The debate about form and content is ongoing and rightly so. For filmmakers every project requires us to understand the objectives of our work, gauge who the audience is, and reflect on the challenges this presents. Many choices are made in the process, none of which are apolitical. My last film, Miners Shot Down, has travelled widely, allowing me to see similar films to mine and hear the ongoing debates around the genre. This has led me to various conclusions.
The desire to hear and tell stories is a feature of all societies and it has been since time immemorial. Indeed, the right to tell stories in an unhindered, uncensored manner is considered by many as a fundamental human right. The question is: why do we need stories and which ones endure? Richard Francis Kuhns reminds us that “storytelling is not only entertainment, it is also thinking through human conflicts and contradictions”.
The term entertainment in film has become synonymous with light amusement, thanks to the dominance of Hollywood, and has even entered into our dictionaries as such. However, the acclaimed writer Graham Greene divided his output into two categories: novels and entertainments. The latter went far beyond amusement and sought out a form that was akin to thrillers with fast-moving plots but containing moral and political complexity that challenged the reader to think through a myriad ambiguities.
This is where the best documentary film is often situated. It sits somewhere between classic film narrative, journalism and TV entertainment. Unfortunately, many so-called intellectuals are unable to wrap their heads around a form that is not easily categorised, and documentary therefore remains something outside the art world. It has not been thoroughly commodified, perhaps for the best, but the downside is that this often leaves serious documentarians in difficult economic circumstances.
We should be concerned with entertaining people. In many ways our primary concern must be to keep our audience engaged. This is the very art of storytelling. We must reclaim the term entertainment from Hollywood, not to dull people’s senses but rather to sharpen them: this is the rationale of progressive art, even though the space for such work is gradually being eroded by TV channels in South Africa and generally across the world.
Entertainment is learning
It is now increasingly recognised that most people learn more from their interaction with a story than they do from a lecturer who sees learning as providing answers and people’s heads as empty vessels to be filled.

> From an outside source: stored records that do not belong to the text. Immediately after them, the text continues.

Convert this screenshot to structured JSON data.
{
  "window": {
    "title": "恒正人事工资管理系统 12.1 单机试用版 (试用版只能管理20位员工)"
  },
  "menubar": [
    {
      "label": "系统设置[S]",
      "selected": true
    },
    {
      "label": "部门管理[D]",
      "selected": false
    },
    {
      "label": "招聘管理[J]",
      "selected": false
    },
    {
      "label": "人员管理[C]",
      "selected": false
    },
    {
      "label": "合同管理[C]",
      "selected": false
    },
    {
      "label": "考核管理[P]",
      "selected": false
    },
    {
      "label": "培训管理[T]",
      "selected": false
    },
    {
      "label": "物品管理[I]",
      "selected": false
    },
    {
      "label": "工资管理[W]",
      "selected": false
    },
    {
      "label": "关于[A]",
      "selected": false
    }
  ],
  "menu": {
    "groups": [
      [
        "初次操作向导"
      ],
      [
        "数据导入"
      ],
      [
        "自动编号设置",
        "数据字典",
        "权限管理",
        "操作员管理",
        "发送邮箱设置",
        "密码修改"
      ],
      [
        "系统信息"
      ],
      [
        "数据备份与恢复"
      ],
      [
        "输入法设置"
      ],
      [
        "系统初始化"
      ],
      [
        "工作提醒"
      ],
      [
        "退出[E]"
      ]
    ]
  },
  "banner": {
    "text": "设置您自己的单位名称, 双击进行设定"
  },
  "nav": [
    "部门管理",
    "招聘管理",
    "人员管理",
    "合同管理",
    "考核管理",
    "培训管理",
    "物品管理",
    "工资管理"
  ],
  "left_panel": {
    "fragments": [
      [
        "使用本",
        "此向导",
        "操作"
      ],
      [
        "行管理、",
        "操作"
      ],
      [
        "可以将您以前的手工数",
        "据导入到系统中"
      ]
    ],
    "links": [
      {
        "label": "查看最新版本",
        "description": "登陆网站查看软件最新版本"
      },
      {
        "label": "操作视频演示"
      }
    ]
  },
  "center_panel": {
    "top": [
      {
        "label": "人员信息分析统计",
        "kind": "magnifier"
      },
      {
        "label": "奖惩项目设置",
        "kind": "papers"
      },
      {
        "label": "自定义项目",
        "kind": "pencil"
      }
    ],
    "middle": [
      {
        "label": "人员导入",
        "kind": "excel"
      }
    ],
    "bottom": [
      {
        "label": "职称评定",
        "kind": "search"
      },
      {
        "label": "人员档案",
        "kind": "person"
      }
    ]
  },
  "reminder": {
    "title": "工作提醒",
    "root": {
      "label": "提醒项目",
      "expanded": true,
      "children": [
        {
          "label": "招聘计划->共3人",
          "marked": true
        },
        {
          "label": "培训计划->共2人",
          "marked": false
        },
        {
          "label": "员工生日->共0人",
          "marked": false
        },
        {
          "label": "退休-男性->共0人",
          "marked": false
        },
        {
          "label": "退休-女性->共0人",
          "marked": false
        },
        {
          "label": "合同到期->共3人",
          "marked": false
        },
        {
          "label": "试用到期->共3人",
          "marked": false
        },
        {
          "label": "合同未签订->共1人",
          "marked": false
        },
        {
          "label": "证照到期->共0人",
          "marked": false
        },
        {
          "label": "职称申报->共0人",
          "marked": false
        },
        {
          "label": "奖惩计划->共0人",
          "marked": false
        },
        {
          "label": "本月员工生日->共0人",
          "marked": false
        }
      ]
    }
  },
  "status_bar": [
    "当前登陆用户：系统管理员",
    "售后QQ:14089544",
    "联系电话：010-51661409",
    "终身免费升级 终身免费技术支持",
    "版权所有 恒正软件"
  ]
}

We cannot give ground to the do-gooders, to liberals who believe context must be given primacy over story, because knowledge can only be owned by the individual when people arrive at their own conclusions: when people discover the truth for themselves.
The problem arises when some become so taken with Western enlightenment that they believe meaningful truth can only be garnered if the wider picture, context, is constantly in the frame. In film this is a recipe for boredom, the antithesis of entertainment. It is also the limitation of film and its core element, drama, which can only provide a slice of life, or a segment of actual life experience.
Film’s strength is being able to evoke an emotional reaction and, in doing so, open people to thinking differently, so that they ask themselves “what should I do?” or “what can I do?” I would contend that the majority of people can only be moved to action by being emotionally moved to do so. Film is not primarily about information or facts but rather about the production of images, points of view, sounds, in a manner that is able to create an emotional mood that opens audiences to the message/ truth the filmmaker seeks to relay. In this sense, it remains one of the highest art forms of the modern age.